In just a month, we will be celebrating Catechetical Sunday (September 16, 2018) with the theme of “Enlisting Witnesses for Jesus Christ.” Here are some tips for catechists to be more effective witnesses, drawn from strategies that lawyers use to prepare witnesses for trial.
- Be well-prepared. A witness needs to do homework before taking the stand. Catechists are more effective witnesses when we spend quality time preparing our lessons.
- Have an outline, not a script. Witnesses need to be seen as authentic, and their words must come across as their own. Catechists must come across as authentic, speaking from our own experience, not just reading a script that has been given to us.
- Know the larger narrative. While it is true that witnesses give a small piece of the puzzle, it helps if they know the larger narrative. While they need not become lawyers or judges themselves, witnesses need to study. Catechists need always to have the larger narrative of the Good News in mind: that we are a people who have been rescued, restored, and reassured by a loving God! Every lesson we teach must fit into that narrative. Catechists need not become theologians, but they need to engage in formation that gives them the bigger picture.
- Practice. Lawyers rehearse direct examination with witnesses to make sure they are comfortable and confident. Catechists benefit from practice as well, often by visualizing a lesson and walking through, in their minds, how they intend to approach a lesson.
- Avoid rigidity. A witness needs to be prepared but cannot sound as if the answers are rehearsed. Catechists need to prepare but must also avoid rigidity so that they can share in their own words.
- Prepare for what may go wrong. Lawyers prepare witnesses for unpleasant cross-examination. Catechists must also anticipate what may go wrong in a lesson so as to avoid panic when and if things go wrong. How a catechist responds to adversity is a critical way of modeling discipleship.
- Clarify. Lawyers ask witnesses if there is any part of the case that they do not fully comprehend or are uncomfortable with. It is crucial for catechists, likewise, to clarify that which we are not fully comprehending or are uncomfortable with. This can be done by contacting the catechetical leader, pastor, diocesan office, or other catechists.

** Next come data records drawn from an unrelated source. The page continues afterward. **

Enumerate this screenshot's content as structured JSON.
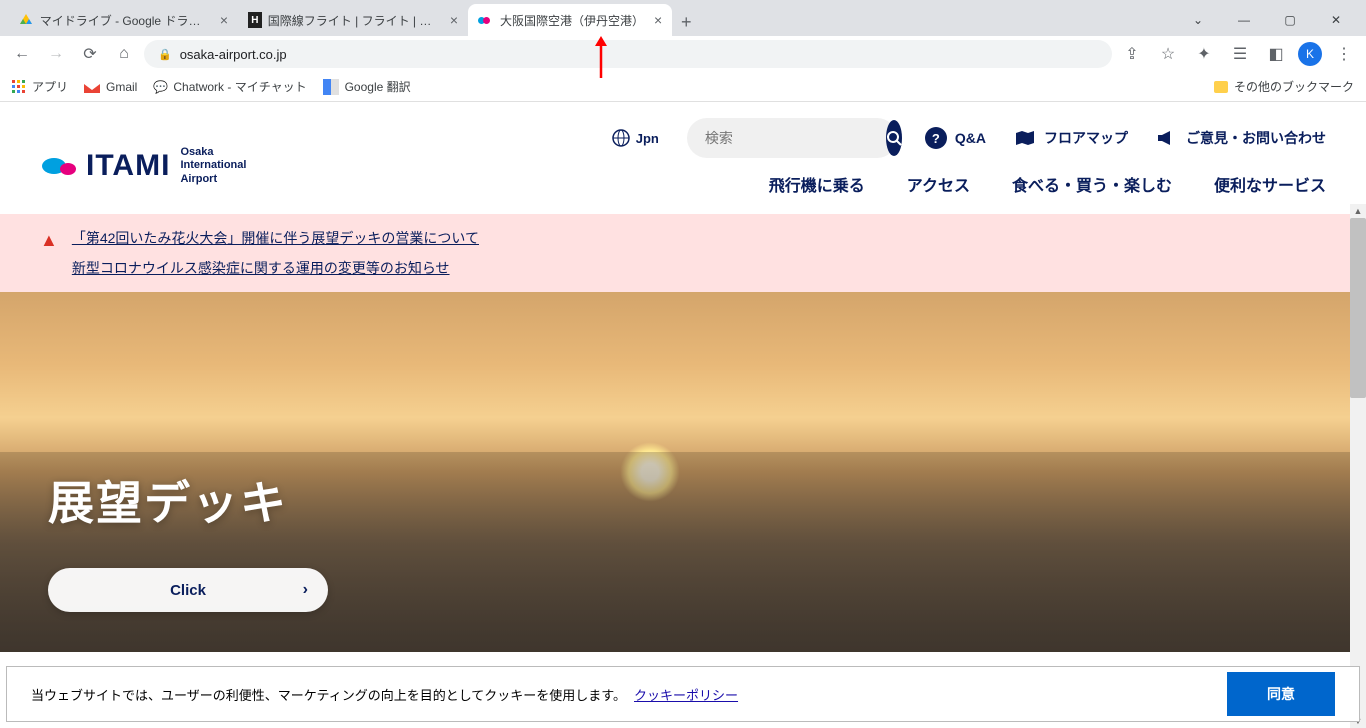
{
  "tabs": [
    {
      "title": "マイドライブ - Google ドライブ"
    },
    {
      "title": "国際線フライト | フライト | 羽田空港"
    },
    {
      "title": "大阪国際空港（伊丹空港）"
    }
  ],
  "url": "osaka-airport.co.jp",
  "bookmarks": {
    "apps": "アプリ",
    "gmail": "Gmail",
    "chatwork": "Chatwork - マイチャット",
    "translate": "Google 翻訳",
    "other": "その他のブックマーク"
  },
  "logo": {
    "main": "ITAMI",
    "sub1": "Osaka",
    "sub2": "International",
    "sub3": "Airport"
  },
  "lang": "Jpn",
  "search": {
    "placeholder": "検索"
  },
  "utils": {
    "qa": "Q&A",
    "map": "フロアマップ",
    "contact": "ご意見・お問い合わせ"
  },
  "nav": {
    "flight": "飛行機に乗る",
    "access": "アクセス",
    "dine": "食べる・買う・楽しむ",
    "service": "便利なサービス"
  },
  "alerts": {
    "a1": "「第42回いたみ花火大会」開催に伴う展望デッキの営業について",
    "a2": "新型コロナウイルス感染症に関する運用の変更等のお知らせ"
  },
  "hero": {
    "title": "展望デッキ",
    "cta": "Click"
  },
  "cookie": {
    "text": "当ウェブサイトでは、ユーザーの利便性、マーケティングの向上を目的としてクッキーを使用します。",
    "link": "クッキーポリシー",
    "agree": "同意"
  },
  "avatar": "K"
}
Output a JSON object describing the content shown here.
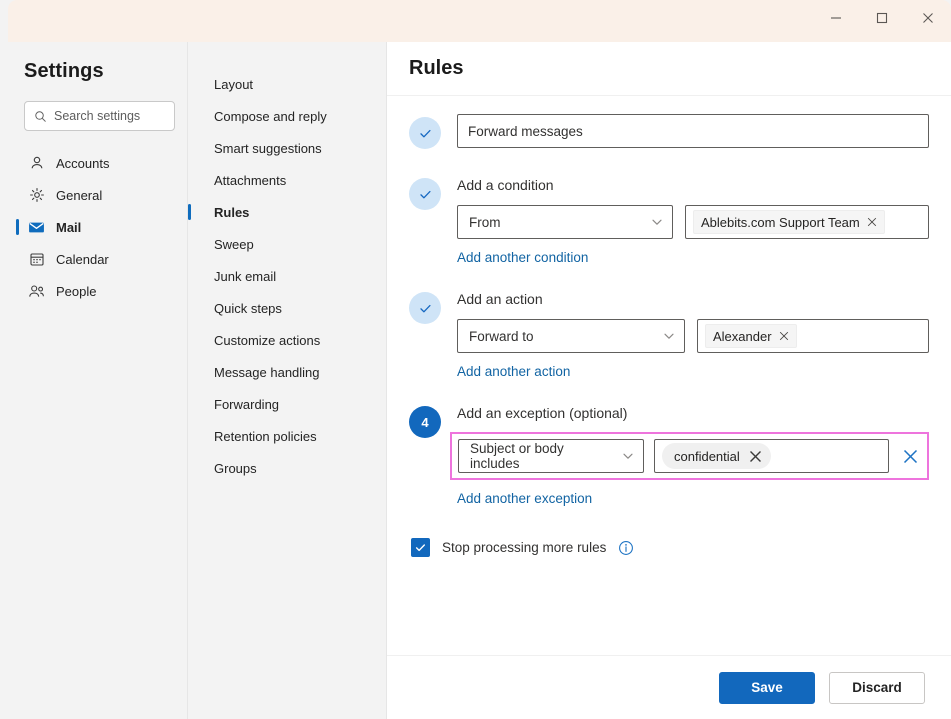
{
  "titlebar": {
    "minimize": "minimize-icon",
    "maximize": "maximize-icon",
    "close": "close-icon"
  },
  "sidebar": {
    "title": "Settings",
    "search": {
      "placeholder": "Search settings",
      "value": ""
    },
    "items": [
      {
        "label": "Accounts",
        "icon": "person-icon",
        "active": false
      },
      {
        "label": "General",
        "icon": "gear-icon",
        "active": false
      },
      {
        "label": "Mail",
        "icon": "envelope-icon",
        "active": true
      },
      {
        "label": "Calendar",
        "icon": "calendar-icon",
        "active": false
      },
      {
        "label": "People",
        "icon": "people-icon",
        "active": false
      }
    ]
  },
  "subnav": {
    "items": [
      {
        "label": "Layout",
        "active": false
      },
      {
        "label": "Compose and reply",
        "active": false
      },
      {
        "label": "Smart suggestions",
        "active": false
      },
      {
        "label": "Attachments",
        "active": false
      },
      {
        "label": "Rules",
        "active": true
      },
      {
        "label": "Sweep",
        "active": false
      },
      {
        "label": "Junk email",
        "active": false
      },
      {
        "label": "Quick steps",
        "active": false
      },
      {
        "label": "Customize actions",
        "active": false
      },
      {
        "label": "Message handling",
        "active": false
      },
      {
        "label": "Forwarding",
        "active": false
      },
      {
        "label": "Retention policies",
        "active": false
      },
      {
        "label": "Groups",
        "active": false
      }
    ]
  },
  "main": {
    "title": "Rules",
    "step_name": {
      "badge": "check",
      "input_value": "Forward messages",
      "input_placeholder": "Name your rule"
    },
    "step_condition": {
      "badge": "check",
      "label": "Add a condition",
      "select_value": "From",
      "tag": "Ablebits.com Support Team",
      "add_link": "Add another condition"
    },
    "step_action": {
      "badge": "check",
      "label": "Add an action",
      "select_value": "Forward to",
      "tag": "Alexander",
      "add_link": "Add another action"
    },
    "step_exception": {
      "badge": "4",
      "label": "Add an exception (optional)",
      "select_value": "Subject or body includes",
      "tag": "confidential",
      "add_link": "Add another exception",
      "highlight_color": "#ee74dd"
    },
    "stop_processing": {
      "label": "Stop processing more rules",
      "checked": true,
      "info_icon": "info-icon"
    },
    "footer": {
      "save_label": "Save",
      "discard_label": "Discard"
    }
  },
  "colors": {
    "accent": "#1268bd",
    "link": "#1264a3",
    "highlight": "#ee74dd",
    "titlebar": "#faf0e8"
  }
}
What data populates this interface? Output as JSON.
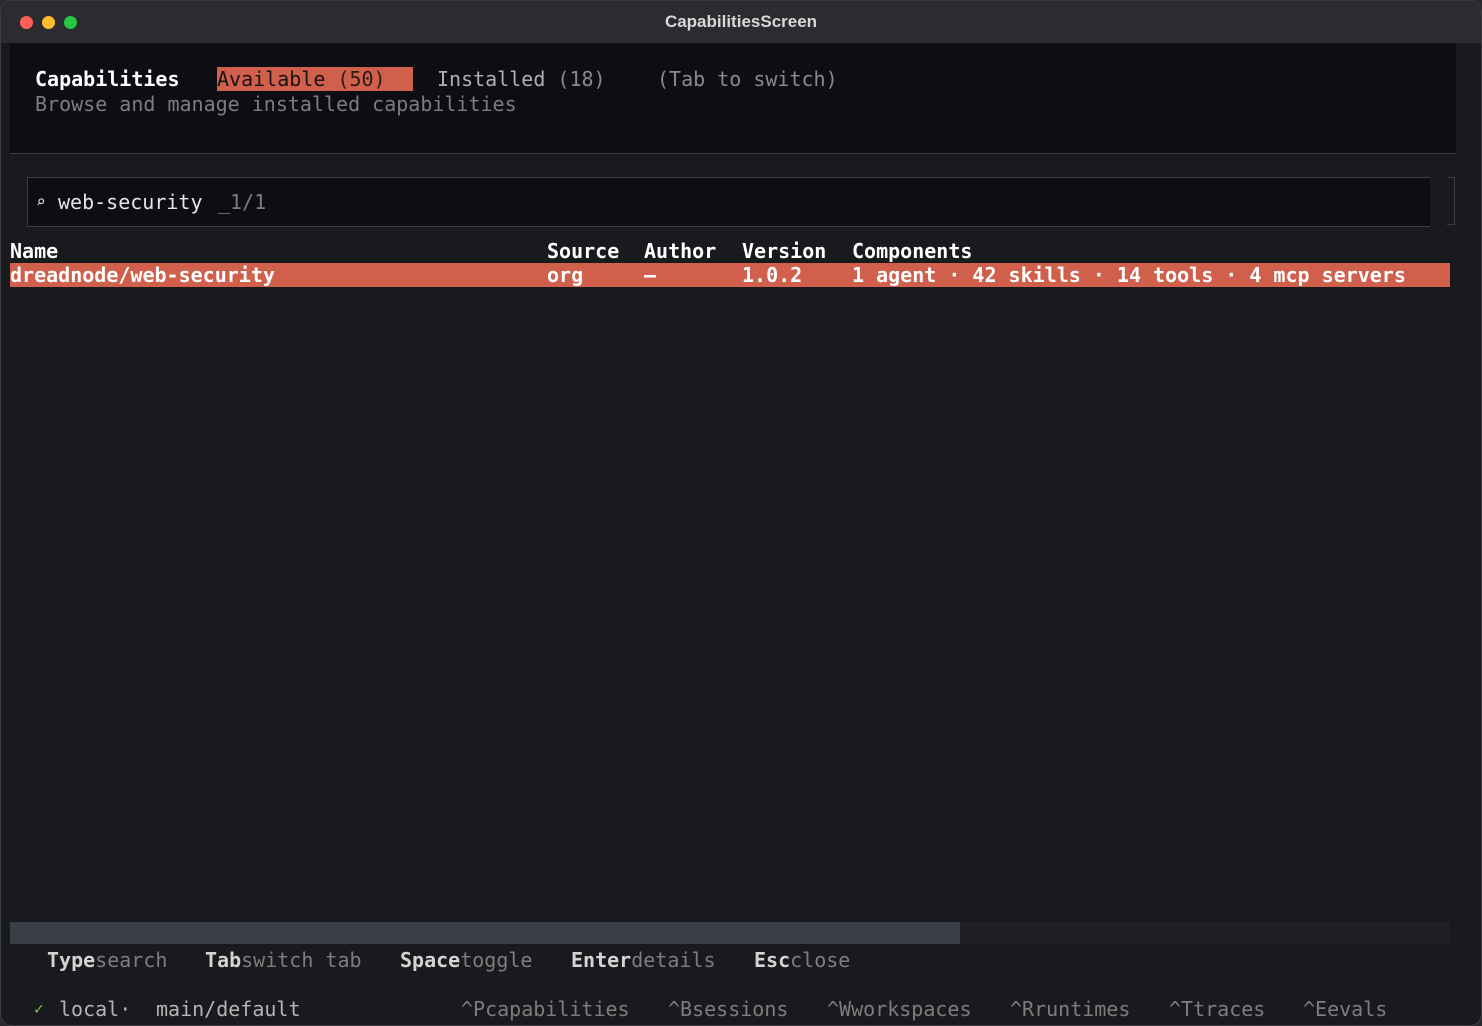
{
  "window": {
    "title": "CapabilitiesScreen"
  },
  "header": {
    "title": "Capabilities",
    "subtitle": "Browse and manage installed capabilities",
    "tabs": [
      {
        "label": "Available",
        "count": "(50)",
        "active": true
      },
      {
        "label": "Installed",
        "count": "(18)",
        "active": false
      }
    ],
    "tab_hint": "(Tab to switch)"
  },
  "search": {
    "icon": "search-icon",
    "value": "web-security",
    "cursor": "_",
    "match_count": "1/1"
  },
  "table": {
    "columns": [
      "Name",
      "Source",
      "Author",
      "Version",
      "Components"
    ],
    "rows": [
      {
        "name": "dreadnode/web-security",
        "source": "org",
        "author": "–",
        "version": "1.0.2",
        "components": "1 agent · 42 skills · 14 tools · 4 mcp servers",
        "selected": true
      }
    ]
  },
  "keybindings": [
    {
      "key": "Type",
      "desc": "search"
    },
    {
      "key": "Tab",
      "desc": "switch tab"
    },
    {
      "key": "Space",
      "desc": "toggle"
    },
    {
      "key": "Enter",
      "desc": "details"
    },
    {
      "key": "Esc",
      "desc": "close"
    }
  ],
  "statusbar": {
    "check": "✓",
    "connection": "local·",
    "workspace": "main/default",
    "nav": [
      {
        "label": "^Pcapabilities"
      },
      {
        "label": "^Bsessions"
      },
      {
        "label": "^Wworkspaces"
      },
      {
        "label": "^Rruntimes"
      },
      {
        "label": "^Ttraces"
      },
      {
        "label": "^Eevals"
      }
    ]
  },
  "colors": {
    "accent": "#d0604c",
    "background": "#181a1e",
    "header_background": "#0c0e13",
    "status_ok": "#7fc35a"
  }
}
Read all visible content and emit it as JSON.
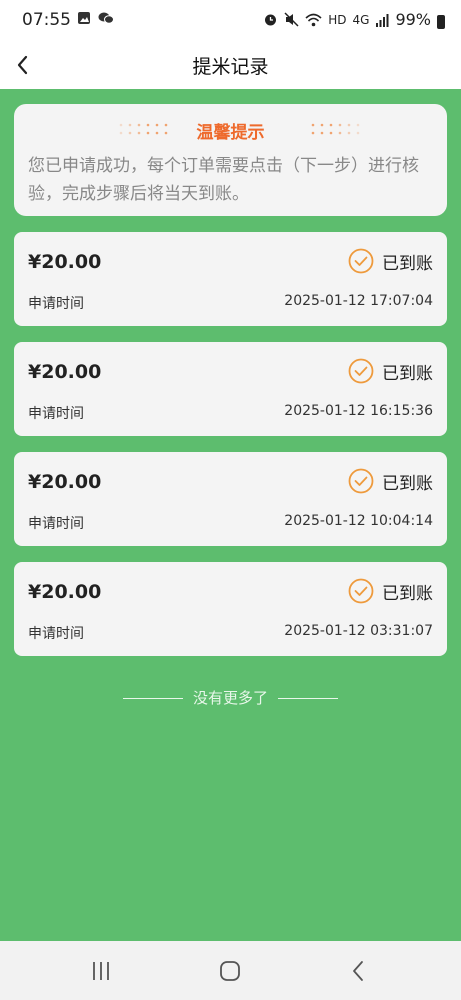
{
  "status_bar": {
    "time": "07:55",
    "battery": "99%",
    "network": "4G",
    "hd": "HD"
  },
  "header": {
    "title": "提米记录"
  },
  "tip": {
    "title": "温馨提示",
    "text": "您已申请成功，每个订单需要点击（下一步）进行核验，完成步骤后将当天到账。"
  },
  "records": [
    {
      "amount": "¥20.00",
      "status": "已到账",
      "time_label": "申请时间",
      "time": "2025-01-12 17:07:04"
    },
    {
      "amount": "¥20.00",
      "status": "已到账",
      "time_label": "申请时间",
      "time": "2025-01-12 16:15:36"
    },
    {
      "amount": "¥20.00",
      "status": "已到账",
      "time_label": "申请时间",
      "time": "2025-01-12 10:04:14"
    },
    {
      "amount": "¥20.00",
      "status": "已到账",
      "time_label": "申请时间",
      "time": "2025-01-12 03:31:07"
    }
  ],
  "footer": {
    "no_more": "没有更多了"
  },
  "colors": {
    "background_green": "#5dbd6e",
    "accent_orange": "#ee6a2c",
    "card": "#f4f4f4"
  },
  "icons": {
    "status": "check-circle-icon",
    "back": "chevron-left-icon"
  }
}
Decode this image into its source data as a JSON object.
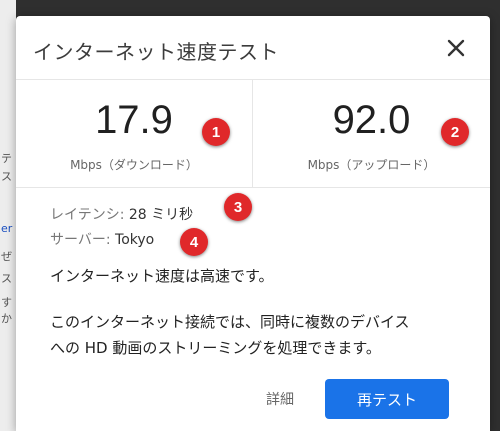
{
  "background": {
    "strip_fragments": [
      "テ",
      "ス",
      "er",
      "ぜ",
      "ス",
      "すか"
    ]
  },
  "dialog": {
    "title": "インターネット速度テスト",
    "close_icon": "close-icon",
    "download": {
      "value": "17.9",
      "unit": "Mbps（ダウンロード）",
      "badge": "1"
    },
    "upload": {
      "value": "92.0",
      "unit": "Mbps（アップロード）",
      "badge": "2"
    },
    "latency": {
      "label": "レイテンシ:",
      "value": "28 ミリ秒",
      "badge": "3"
    },
    "server": {
      "label": "サーバー:",
      "value": "Tokyo",
      "badge": "4"
    },
    "status_text": "インターネット速度は高速です。",
    "description_line1": "このインターネット接続では、同時に複数のデバイス",
    "description_line2": "への HD 動画のストリーミングを処理できます。",
    "details_label": "詳細",
    "retest_label": "再テスト"
  },
  "colors": {
    "accent": "#1a73e8",
    "badge": "#e0282a"
  }
}
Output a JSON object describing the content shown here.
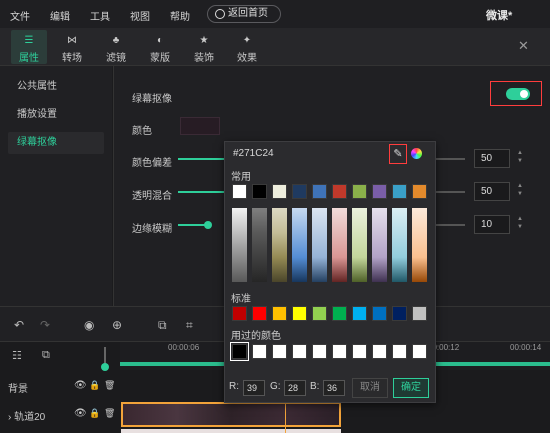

- Work on eliminating poor presentation habits. If a witness is fidgety or doesn’t make eye contact, the lawyer will coach him or her to correct such behaviors. Catechists must also work on presentation skills so that our body language and voice reflect our joy, enthusiasm, and comfort proclaiming God’s Word.
- Be aware of optics. How a witness dresses may send a message: the clothes chosen may either communicate lack of interest or may intimidate the jury. Catechists must also take into consideration what we are wearing and what message it is sending. While we need not appear as a corporate CEO, we also want to avoid looking overly casual, since there is nothing casual about proclaiming God’s Word.
- Remain in communication. Lawyers must check in on their witnesses throughout the trial to make sure they are doing OK. Catechetical leaders must make it a priority to have ongoing communication with catechists to ensure that they are as effective as possible. Catechists, in turn, need to reach out to catechetical leaders for any and all assistance needed.
Good witness preparation ensures that the jury will hear the witness’s story and find it to be credible. May we catechists be effective witnesses to our Lord, Jesus Christ, so that all who hear the story of salvation that we share will find it credible!
Witness preparation strategies are drawn from “How to Prepare Witnesses” by Dawn R. Solowey and Lynn A. Kappelman, Seyfarth Shaw LLP.